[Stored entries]
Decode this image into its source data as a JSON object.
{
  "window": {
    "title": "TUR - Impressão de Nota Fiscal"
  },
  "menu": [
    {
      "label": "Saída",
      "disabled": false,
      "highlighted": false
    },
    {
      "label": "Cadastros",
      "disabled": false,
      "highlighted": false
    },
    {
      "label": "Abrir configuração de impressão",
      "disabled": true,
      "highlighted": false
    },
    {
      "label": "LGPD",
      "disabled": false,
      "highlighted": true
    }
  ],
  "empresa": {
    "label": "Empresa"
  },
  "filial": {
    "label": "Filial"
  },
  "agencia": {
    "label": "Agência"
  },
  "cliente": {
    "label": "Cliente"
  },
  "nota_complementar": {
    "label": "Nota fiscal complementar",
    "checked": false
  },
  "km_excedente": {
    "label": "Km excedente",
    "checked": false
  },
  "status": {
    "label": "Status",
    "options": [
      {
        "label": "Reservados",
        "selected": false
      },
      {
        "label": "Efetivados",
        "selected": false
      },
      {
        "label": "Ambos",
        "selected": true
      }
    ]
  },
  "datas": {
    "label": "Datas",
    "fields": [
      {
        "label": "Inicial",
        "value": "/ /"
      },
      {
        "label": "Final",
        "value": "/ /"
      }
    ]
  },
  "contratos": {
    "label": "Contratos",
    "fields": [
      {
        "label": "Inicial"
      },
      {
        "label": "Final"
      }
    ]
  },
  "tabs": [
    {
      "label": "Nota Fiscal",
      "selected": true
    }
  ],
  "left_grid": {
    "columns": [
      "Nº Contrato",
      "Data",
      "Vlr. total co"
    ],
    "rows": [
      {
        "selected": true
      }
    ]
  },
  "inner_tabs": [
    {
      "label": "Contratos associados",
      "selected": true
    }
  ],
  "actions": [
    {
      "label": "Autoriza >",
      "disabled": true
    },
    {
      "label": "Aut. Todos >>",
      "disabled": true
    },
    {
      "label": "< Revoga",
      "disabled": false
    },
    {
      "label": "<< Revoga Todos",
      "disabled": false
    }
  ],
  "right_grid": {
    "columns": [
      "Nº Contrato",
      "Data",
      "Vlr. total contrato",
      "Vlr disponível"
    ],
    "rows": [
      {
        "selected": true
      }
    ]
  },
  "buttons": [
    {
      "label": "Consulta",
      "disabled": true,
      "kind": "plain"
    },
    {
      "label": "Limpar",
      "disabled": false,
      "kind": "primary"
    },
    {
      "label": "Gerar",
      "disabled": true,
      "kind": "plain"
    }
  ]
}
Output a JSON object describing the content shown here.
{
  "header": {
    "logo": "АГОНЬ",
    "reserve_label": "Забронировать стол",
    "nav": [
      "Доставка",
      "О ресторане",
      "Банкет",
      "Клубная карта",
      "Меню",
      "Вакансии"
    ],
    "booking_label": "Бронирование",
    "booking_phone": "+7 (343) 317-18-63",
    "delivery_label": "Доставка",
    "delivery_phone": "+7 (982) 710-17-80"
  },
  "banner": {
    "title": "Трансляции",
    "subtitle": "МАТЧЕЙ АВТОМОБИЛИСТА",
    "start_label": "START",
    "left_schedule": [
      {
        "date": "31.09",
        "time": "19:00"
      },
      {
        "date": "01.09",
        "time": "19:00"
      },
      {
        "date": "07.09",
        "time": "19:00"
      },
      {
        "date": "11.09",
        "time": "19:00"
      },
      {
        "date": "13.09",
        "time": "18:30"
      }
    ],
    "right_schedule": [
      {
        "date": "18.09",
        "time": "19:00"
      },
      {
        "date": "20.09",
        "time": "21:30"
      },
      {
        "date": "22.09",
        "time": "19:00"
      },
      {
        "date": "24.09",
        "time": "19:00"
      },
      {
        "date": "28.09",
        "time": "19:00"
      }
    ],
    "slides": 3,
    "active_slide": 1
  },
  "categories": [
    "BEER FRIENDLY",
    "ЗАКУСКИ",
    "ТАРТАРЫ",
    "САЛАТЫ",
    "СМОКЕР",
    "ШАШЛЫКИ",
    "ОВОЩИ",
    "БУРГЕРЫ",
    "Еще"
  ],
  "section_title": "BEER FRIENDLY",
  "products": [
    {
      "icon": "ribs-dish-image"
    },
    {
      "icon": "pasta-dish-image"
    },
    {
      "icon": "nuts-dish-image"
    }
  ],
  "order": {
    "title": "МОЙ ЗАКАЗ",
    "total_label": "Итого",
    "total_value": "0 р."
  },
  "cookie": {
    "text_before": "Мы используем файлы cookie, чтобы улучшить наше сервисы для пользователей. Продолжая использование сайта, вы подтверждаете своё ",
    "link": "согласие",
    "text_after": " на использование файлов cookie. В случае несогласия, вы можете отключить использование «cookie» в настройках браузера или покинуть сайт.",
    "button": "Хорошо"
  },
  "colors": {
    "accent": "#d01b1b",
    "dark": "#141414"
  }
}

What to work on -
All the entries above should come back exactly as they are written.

Worked solution -
Decode this image into its source data as a JSON object.
{
  "window": {
    "title": "TUR - Impressão de Nota Fiscal"
  },
  "menu": [
    {
      "label": "Saída",
      "disabled": false,
      "highlighted": false
    },
    {
      "label": "Cadastros",
      "disabled": false,
      "highlighted": false
    },
    {
      "label": "Abrir configuração de impressão",
      "disabled": true,
      "highlighted": false
    },
    {
      "label": "LGPD",
      "disabled": false,
      "highlighted": true
    }
  ],
  "empresa": {
    "label": "Empresa"
  },
  "filial": {
    "label": "Filial"
  },
  "agencia": {
    "label": "Agência"
  },
  "cliente": {
    "label": "Cliente"
  },
  "nota_complementar": {
    "label": "Nota fiscal complementar",
    "checked": false
  },
  "km_excedente": {
    "label": "Km excedente",
    "checked": false
  },
  "status": {
    "label": "Status",
    "options": [
      {
        "label": "Reservados",
        "selected": false
      },
      {
        "label": "Efetivados",
        "selected": false
      },
      {
        "label": "Ambos",
        "selected": true
      }
    ]
  },
  "datas": {
    "label": "Datas",
    "fields": [
      {
        "label": "Inicial",
        "value": "/ /"
      },
      {
        "label": "Final",
        "value": "/ /"
      }
    ]
  },
  "contratos": {
    "label": "Contratos",
    "fields": [
      {
        "label": "Inicial"
      },
      {
        "label": "Final"
      }
    ]
  },
  "tabs": [
    {
      "label": "Nota Fiscal",
      "selected": true
    }
  ],
  "left_grid": {
    "columns": [
      "Nº Contrato",
      "Data",
      "Vlr. total co"
    ],
    "rows": [
      {
        "selected": true
      }
    ]
  },
  "inner_tabs": [
    {
      "label": "Contratos associados",
      "selected": true
    }
  ],
  "actions": [
    {
      "label": "Autoriza >",
      "disabled": true
    },
    {
      "label": "Aut. Todos >>",
      "disabled": true
    },
    {
      "label": "< Revoga",
      "disabled": false
    },
    {
      "label": "<< Revoga Todos",
      "disabled": false
    }
  ],
  "right_grid": {
    "columns": [
      "Nº Contrato",
      "Data",
      "Vlr. total contrato",
      "Vlr disponível"
    ],
    "rows": [
      {
        "selected": true
      }
    ]
  },
  "buttons": [
    {
      "label": "Consulta",
      "disabled": true,
      "kind": "plain"
    },
    {
      "label": "Limpar",
      "disabled": false,
      "kind": "primary"
    },
    {
      "label": "Gerar",
      "disabled": true,
      "kind": "plain"
    }
  ]
}
Output a JSON object describing the content shown here.
{
  "header": {
    "logo": "АГОНЬ",
    "reserve_label": "Забронировать стол",
    "nav": [
      "Доставка",
      "О ресторане",
      "Банкет",
      "Клубная карта",
      "Меню",
      "Вакансии"
    ],
    "booking_label": "Бронирование",
    "booking_phone": "+7 (343) 317-18-63",
    "delivery_label": "Доставка",
    "delivery_phone": "+7 (982) 710-17-80"
  },
  "banner": {
    "title": "Трансляции",
    "subtitle": "МАТЧЕЙ АВТОМОБИЛИСТА",
    "start_label": "START",
    "left_schedule": [
      {
        "date": "31.09",
        "time": "19:00"
      },
      {
        "date": "01.09",
        "time": "19:00"
      },
      {
        "date": "07.09",
        "time": "19:00"
      },
      {
        "date": "11.09",
        "time": "19:00"
      },
      {
        "date": "13.09",
        "time": "18:30"
      }
    ],
    "right_schedule": [
      {
        "date": "18.09",
        "time": "19:00"
      },
      {
        "date": "20.09",
        "time": "21:30"
      },
      {
        "date": "22.09",
        "time": "19:00"
      },
      {
        "date": "24.09",
        "time": "19:00"
      },
      {
        "date": "28.09",
        "time": "19:00"
      }
    ],
    "slides": 3,
    "active_slide": 1
  },
  "categories": [
    "BEER FRIENDLY",
    "ЗАКУСКИ",
    "ТАРТАРЫ",
    "САЛАТЫ",
    "СМОКЕР",
    "ШАШЛЫКИ",
    "ОВОЩИ",
    "БУРГЕРЫ",
    "Еще"
  ],
  "section_title": "BEER FRIENDLY",
  "products": [
    {
      "icon": "ribs-dish-image"
    },
    {
      "icon": "pasta-dish-image"
    },
    {
      "icon": "nuts-dish-image"
    }
  ],
  "order": {
    "title": "МОЙ ЗАКАЗ",
    "total_label": "Итого",
    "total_value": "0 р."
  },
  "cookie": {
    "text_before": "Мы используем файлы cookie, чтобы улучшить наше сервисы для пользователей. Продолжая использование сайта, вы подтверждаете своё ",
    "link": "согласие",
    "text_after": " на использование файлов cookie. В случае несогласия, вы можете отключить использование «cookie» в настройках браузера или покинуть сайт.",
    "button": "Хорошо"
  },
  "colors": {
    "accent": "#d01b1b",
    "dark": "#141414"
  }
}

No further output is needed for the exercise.